◆ TASK TO CARRY OUT ◆
Filter the listing down to the lines containing the word "data".

(MATERIAL FOR THE TASK Opens)

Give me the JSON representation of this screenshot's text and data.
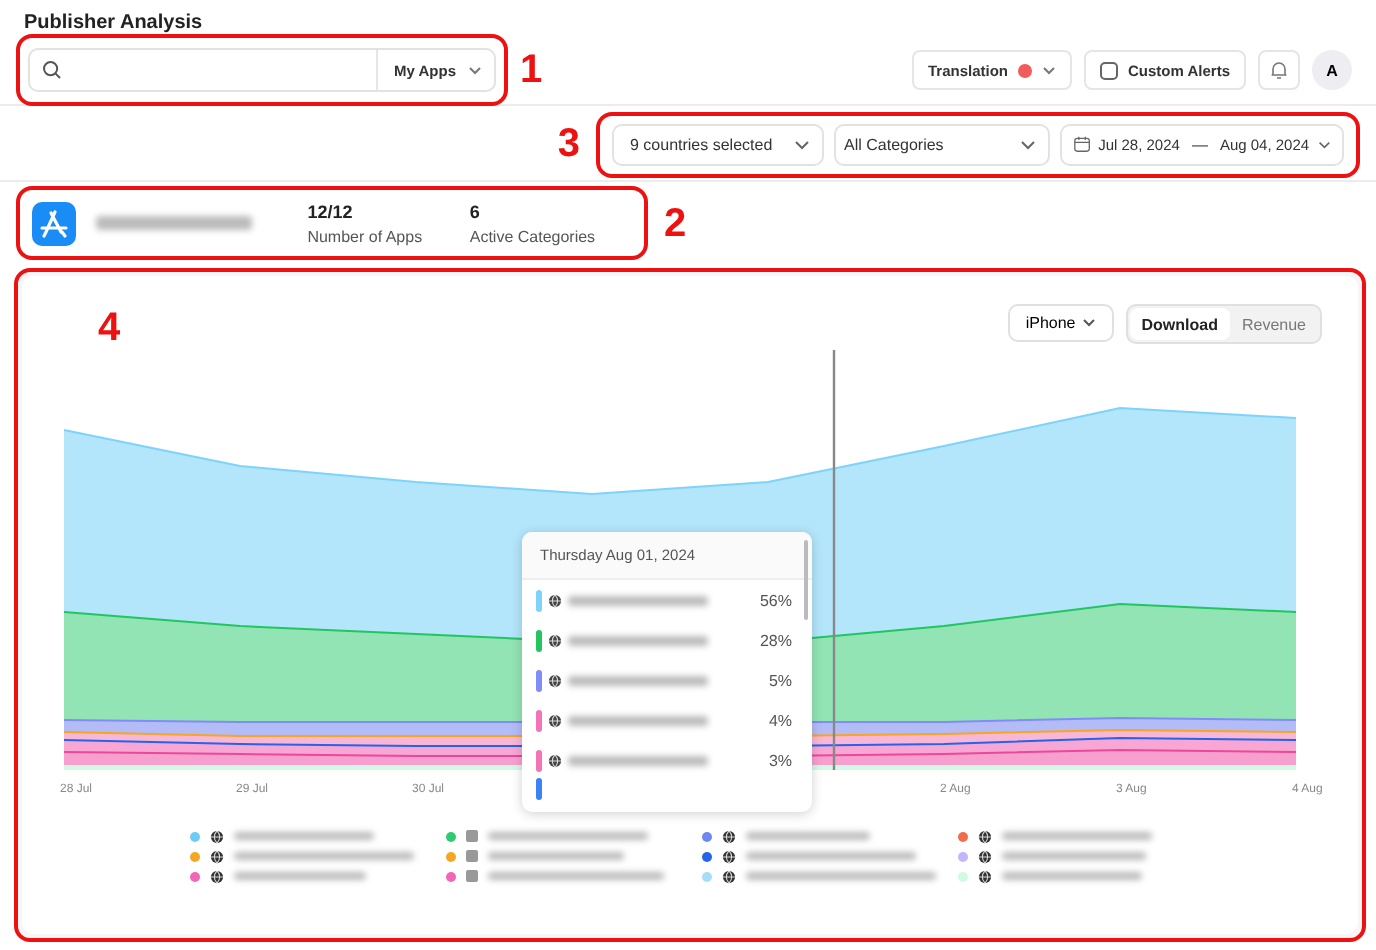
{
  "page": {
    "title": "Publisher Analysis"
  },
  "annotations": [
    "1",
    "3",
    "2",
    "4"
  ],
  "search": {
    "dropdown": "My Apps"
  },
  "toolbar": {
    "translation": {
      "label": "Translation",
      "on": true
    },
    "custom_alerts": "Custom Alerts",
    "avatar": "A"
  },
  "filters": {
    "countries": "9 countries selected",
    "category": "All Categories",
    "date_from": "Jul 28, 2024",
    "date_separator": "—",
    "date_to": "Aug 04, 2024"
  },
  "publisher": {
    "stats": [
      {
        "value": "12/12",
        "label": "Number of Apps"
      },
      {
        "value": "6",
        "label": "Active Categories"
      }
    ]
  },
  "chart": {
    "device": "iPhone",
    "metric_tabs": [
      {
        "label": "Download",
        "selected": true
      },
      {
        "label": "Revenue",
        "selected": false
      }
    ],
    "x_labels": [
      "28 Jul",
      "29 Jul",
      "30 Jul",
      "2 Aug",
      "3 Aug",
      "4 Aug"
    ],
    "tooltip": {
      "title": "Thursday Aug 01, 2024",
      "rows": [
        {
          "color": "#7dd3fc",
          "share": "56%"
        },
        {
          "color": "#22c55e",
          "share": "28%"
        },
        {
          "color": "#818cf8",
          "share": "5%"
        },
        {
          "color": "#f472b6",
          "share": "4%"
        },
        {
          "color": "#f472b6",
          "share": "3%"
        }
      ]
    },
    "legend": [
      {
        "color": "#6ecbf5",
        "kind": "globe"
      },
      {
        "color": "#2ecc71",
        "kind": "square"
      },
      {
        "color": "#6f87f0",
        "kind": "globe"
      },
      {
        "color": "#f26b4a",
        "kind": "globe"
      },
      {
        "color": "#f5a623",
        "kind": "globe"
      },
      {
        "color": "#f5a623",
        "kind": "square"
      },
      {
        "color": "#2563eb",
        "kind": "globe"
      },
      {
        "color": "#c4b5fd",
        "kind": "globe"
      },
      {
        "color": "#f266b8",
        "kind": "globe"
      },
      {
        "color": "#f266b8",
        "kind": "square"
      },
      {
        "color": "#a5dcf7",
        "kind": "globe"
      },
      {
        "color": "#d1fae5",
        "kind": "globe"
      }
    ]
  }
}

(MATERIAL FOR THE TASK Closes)
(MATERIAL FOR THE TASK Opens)

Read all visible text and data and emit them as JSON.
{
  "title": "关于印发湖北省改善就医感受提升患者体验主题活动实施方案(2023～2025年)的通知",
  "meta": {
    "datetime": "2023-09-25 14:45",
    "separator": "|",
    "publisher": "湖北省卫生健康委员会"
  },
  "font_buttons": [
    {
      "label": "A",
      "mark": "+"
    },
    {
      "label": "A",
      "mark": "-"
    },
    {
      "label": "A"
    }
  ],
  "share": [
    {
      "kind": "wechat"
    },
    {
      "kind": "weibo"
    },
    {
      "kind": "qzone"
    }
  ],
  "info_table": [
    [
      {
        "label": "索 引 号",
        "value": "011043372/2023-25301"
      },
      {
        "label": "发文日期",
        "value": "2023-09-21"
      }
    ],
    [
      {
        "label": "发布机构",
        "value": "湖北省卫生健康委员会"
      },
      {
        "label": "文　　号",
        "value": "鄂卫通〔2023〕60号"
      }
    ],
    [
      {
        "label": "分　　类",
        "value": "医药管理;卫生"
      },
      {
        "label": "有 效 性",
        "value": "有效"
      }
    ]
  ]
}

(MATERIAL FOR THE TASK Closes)

◆ ANSWER TO THE EXERCISE ◆
Give me the JSON representation of this screenshot's text and data.
Read all visible text and data and emit them as JSON.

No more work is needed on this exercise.